Charlotte Perkins Gilman (1914)
On the eve of the First World War, an isolated society entirely comprising Aryan women is discovered by three male explorers. The women reproduce asexually and live in an ideal society without war and domination. This feminist utopia is a 20th-century vehicle for Gilman’s then-unconventional views of male and female behaviour, motherhood, individuality, and sexuality. It is said to be based on Gilman’s version of utopia through Aryan separatism.
Philip Wylie (1978)
At four minutes and 52 seconds past four one afternoon, the world shatters into two parallel universes as men vanish from women and women from men. With families and loved ones separated from one another, life continues very differently as an explosion of violence sweeps one world while stability and peace break down in the other.
Doris Lessing (2007)

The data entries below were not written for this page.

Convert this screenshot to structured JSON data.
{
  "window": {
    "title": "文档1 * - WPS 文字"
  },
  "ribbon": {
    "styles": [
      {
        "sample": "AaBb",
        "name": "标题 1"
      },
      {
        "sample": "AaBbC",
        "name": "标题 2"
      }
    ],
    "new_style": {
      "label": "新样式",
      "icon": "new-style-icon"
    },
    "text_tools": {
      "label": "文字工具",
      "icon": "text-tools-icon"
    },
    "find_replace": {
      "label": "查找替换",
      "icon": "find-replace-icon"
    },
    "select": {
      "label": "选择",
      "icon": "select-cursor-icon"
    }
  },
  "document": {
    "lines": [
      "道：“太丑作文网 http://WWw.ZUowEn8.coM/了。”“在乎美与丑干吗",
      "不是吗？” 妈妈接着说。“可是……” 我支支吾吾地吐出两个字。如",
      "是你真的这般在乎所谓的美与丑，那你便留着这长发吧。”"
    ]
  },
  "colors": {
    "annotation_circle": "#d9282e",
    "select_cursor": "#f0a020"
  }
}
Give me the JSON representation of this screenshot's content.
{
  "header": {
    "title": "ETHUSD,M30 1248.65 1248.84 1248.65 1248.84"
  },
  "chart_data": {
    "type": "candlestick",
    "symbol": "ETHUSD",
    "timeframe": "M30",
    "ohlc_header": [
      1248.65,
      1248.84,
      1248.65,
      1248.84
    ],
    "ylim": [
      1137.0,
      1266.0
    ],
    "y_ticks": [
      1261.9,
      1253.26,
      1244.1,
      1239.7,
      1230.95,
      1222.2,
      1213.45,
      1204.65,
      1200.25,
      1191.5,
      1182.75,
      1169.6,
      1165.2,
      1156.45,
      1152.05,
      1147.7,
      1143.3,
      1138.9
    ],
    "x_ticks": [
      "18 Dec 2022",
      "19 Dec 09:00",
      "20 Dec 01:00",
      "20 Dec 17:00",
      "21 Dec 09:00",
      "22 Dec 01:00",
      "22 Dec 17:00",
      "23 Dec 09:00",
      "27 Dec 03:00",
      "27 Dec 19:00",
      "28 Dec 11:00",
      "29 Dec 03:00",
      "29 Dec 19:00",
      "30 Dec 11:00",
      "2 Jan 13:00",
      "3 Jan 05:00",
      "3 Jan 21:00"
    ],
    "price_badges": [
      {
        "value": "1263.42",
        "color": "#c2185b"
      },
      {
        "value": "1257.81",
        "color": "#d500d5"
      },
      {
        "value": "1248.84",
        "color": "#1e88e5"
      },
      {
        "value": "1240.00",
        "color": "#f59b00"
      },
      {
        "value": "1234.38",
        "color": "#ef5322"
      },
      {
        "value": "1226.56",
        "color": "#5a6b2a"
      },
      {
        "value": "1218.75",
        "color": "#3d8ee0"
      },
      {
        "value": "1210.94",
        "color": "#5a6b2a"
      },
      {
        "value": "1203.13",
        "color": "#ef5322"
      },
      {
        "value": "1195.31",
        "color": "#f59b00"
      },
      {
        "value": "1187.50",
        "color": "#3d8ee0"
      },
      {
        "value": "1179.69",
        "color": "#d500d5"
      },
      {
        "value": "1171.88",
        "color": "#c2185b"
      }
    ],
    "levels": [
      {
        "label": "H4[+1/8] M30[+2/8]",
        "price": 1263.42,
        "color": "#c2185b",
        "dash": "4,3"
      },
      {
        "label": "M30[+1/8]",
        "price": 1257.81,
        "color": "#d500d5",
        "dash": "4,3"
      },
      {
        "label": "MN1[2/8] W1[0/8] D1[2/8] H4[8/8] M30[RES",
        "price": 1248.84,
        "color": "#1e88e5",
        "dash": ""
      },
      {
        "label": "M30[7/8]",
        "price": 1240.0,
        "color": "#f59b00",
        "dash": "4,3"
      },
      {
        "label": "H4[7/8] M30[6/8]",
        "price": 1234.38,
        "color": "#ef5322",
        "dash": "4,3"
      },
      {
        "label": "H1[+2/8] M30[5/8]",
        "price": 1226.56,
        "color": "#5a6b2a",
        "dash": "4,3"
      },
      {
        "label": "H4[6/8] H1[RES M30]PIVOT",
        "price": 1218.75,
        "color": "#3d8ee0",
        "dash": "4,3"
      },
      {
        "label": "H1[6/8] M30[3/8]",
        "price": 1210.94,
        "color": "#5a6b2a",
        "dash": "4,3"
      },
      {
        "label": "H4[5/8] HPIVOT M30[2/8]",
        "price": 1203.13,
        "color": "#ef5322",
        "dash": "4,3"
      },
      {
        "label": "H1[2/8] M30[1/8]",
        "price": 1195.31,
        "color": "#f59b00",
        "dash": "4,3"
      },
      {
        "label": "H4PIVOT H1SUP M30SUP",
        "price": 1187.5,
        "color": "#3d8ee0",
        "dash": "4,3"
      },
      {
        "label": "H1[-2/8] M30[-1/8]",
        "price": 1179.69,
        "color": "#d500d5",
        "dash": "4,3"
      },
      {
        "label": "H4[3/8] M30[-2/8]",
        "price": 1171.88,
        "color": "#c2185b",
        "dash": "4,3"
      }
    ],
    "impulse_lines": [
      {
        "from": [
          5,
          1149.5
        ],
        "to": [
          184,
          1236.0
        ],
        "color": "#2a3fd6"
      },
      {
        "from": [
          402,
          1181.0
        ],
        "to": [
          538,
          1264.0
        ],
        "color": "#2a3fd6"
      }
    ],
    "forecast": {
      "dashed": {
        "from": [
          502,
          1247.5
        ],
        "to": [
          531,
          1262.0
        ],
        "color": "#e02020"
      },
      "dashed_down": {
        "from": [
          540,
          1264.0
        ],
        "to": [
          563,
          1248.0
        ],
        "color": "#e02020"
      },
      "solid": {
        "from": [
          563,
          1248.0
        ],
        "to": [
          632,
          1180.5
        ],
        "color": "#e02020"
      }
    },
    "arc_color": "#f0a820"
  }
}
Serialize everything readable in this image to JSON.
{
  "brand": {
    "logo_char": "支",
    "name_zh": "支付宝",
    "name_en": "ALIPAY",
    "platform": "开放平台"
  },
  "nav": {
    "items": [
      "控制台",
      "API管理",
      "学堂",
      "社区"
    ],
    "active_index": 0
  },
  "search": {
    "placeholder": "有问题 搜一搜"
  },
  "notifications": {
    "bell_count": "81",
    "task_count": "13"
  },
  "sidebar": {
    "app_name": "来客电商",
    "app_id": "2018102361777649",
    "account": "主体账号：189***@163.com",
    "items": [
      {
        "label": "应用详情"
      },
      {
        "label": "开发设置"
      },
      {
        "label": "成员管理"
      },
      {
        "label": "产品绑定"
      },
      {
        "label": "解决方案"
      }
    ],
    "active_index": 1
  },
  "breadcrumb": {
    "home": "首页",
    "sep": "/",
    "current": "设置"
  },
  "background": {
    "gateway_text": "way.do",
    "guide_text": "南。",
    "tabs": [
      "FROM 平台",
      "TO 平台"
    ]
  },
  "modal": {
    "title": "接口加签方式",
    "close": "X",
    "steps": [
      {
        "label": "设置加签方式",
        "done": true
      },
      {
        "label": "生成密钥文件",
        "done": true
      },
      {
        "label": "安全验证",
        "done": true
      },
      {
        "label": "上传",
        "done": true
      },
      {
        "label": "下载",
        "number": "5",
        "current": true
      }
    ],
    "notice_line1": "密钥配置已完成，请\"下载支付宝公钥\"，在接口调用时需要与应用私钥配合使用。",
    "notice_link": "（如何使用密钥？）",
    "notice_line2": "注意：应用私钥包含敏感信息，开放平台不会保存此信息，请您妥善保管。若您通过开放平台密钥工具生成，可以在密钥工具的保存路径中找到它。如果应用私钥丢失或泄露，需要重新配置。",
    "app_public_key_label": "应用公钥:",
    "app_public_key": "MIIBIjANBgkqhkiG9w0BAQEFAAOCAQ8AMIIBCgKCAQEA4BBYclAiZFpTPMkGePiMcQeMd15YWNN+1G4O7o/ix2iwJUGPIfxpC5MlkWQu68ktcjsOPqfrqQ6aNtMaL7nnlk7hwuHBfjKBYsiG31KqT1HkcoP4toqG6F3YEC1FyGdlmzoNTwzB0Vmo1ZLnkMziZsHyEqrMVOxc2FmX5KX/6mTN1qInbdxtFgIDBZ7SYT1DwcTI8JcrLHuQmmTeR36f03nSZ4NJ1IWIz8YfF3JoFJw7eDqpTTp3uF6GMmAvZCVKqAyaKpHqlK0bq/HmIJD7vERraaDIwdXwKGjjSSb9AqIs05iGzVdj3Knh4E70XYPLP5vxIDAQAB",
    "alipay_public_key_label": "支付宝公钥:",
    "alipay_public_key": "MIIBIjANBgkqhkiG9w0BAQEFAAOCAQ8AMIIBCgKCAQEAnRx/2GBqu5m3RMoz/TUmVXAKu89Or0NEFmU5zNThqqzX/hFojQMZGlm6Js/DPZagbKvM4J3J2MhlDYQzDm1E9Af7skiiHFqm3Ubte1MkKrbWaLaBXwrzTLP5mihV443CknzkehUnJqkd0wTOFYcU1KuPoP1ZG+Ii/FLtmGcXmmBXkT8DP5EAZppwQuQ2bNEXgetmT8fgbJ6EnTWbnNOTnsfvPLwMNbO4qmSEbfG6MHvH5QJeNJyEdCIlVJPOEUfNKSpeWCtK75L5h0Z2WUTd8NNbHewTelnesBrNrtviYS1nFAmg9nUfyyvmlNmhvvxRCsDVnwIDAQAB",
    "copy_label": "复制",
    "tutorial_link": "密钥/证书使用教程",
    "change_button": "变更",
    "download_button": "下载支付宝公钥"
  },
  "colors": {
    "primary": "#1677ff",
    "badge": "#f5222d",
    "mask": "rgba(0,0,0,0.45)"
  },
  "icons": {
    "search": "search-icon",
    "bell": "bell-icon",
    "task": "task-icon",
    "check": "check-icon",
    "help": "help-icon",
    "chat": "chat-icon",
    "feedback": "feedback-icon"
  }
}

In her novel, which has made this year’s International Man Booker shortlist, Lessing portrays a group of near-amphibious women who have no need of men, known as Squirts, as they are impregnated by the wind, wave or moon. But this is no feminist utopia: the women behave brutally, mutilating male babies before placing them on a rock for eagles to devour. The eagles turn out to be the men’s allies, transporting the babies to the forest where they are suckled by does. Lessing reveals she was inspired by a scientific claim that “the primal human stock was probably female, and that males came along later, as a kind of cosmic afterthought”.